So what gives this electric vehicle mass appeal? With prices starting at US$35,000, it is the first fully electric car designed for affordability that also offers a premium reputation for design and safety. Its Panasonic battery allows it to travel up to 310 miles and reach a top speed of 140 mph, so it comfortably meets the needs of most drivers.
Potential buyers have faith not just in the vehicle itself, but that Tesla Motors and its charismatic CEO, Elon Musk, will ensure that the infrastructure is there to support their use. Tesla has addressed the primary concern of most first-time EV buyers: getting stuck with a dead battery and no charging station. The company is developing a network of Superchargers beyond the home, including its Destination Charging push to install chargers at commercial properties.
The Model 3 shows how success in a new, sustainable market depends on systemic thinking – providing the supporting infrastructure for the EV, and creating a mobility service, rather than just selling a car. Hopefully other businesses, seeking to transform their own markets, will understand and take on the challenge of thinking beyond their industry and form pre-competitive partnerships.
The Model 3’s popularity has accelerated our transition to a clean energy future by pulling the market with a bold and unprecedented move. Others in the automotive industry are hustling to develop and release their own 'everyman’s EV', and create a competing network of charging stations - or find out how to join Tesla’s.

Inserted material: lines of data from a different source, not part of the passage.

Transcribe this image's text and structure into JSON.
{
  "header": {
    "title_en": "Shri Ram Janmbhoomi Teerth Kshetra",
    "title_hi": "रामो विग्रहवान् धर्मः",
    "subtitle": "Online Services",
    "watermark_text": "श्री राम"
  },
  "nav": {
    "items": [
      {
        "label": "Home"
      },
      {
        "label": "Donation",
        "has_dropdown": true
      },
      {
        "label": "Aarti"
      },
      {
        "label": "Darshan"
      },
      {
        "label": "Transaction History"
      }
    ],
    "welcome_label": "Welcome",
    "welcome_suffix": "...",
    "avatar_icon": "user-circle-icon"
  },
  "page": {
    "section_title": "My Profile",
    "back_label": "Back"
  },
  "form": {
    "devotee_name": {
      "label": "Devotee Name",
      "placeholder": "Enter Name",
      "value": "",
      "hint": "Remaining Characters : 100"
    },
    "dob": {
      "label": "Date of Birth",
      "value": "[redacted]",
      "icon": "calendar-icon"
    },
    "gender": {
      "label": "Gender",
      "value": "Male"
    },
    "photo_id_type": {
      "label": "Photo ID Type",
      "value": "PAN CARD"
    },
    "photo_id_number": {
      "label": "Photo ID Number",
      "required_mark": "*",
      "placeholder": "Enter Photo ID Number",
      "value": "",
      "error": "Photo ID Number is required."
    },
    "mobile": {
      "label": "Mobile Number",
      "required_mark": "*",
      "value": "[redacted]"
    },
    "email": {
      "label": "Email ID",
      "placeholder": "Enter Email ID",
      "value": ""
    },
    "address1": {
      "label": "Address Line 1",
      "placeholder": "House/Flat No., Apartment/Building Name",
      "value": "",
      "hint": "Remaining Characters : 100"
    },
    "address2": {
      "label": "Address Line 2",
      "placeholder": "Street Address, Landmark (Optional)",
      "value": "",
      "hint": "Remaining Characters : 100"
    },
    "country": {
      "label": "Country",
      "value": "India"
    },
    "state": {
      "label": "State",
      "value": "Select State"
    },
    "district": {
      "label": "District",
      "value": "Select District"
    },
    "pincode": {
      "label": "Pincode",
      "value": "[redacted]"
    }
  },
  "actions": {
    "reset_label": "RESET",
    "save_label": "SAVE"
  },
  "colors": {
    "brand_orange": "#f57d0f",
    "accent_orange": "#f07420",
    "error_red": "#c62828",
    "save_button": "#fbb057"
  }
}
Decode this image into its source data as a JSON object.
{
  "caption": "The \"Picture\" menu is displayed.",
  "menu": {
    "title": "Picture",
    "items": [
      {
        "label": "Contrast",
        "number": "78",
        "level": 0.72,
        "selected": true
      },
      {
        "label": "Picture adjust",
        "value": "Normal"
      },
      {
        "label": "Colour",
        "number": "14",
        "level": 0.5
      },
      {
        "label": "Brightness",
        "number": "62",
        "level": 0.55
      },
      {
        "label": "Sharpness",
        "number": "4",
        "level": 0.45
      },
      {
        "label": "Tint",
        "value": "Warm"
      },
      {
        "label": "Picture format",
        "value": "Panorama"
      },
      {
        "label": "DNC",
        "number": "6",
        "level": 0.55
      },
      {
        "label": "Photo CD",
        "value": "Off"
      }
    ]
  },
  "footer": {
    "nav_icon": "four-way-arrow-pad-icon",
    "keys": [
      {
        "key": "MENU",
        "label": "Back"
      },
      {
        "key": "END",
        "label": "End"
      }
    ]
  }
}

Tesla’s mobility services are not developed and launched exclusively in the United States. The company is active throughout the Asia-Pacific region, with networks of stores, stations and chargers in China, Japan, Australia and New Zealand, among others, as well as in Europe and parts of the Middle East. This means its power to accelerate the energy transition is on a global scale.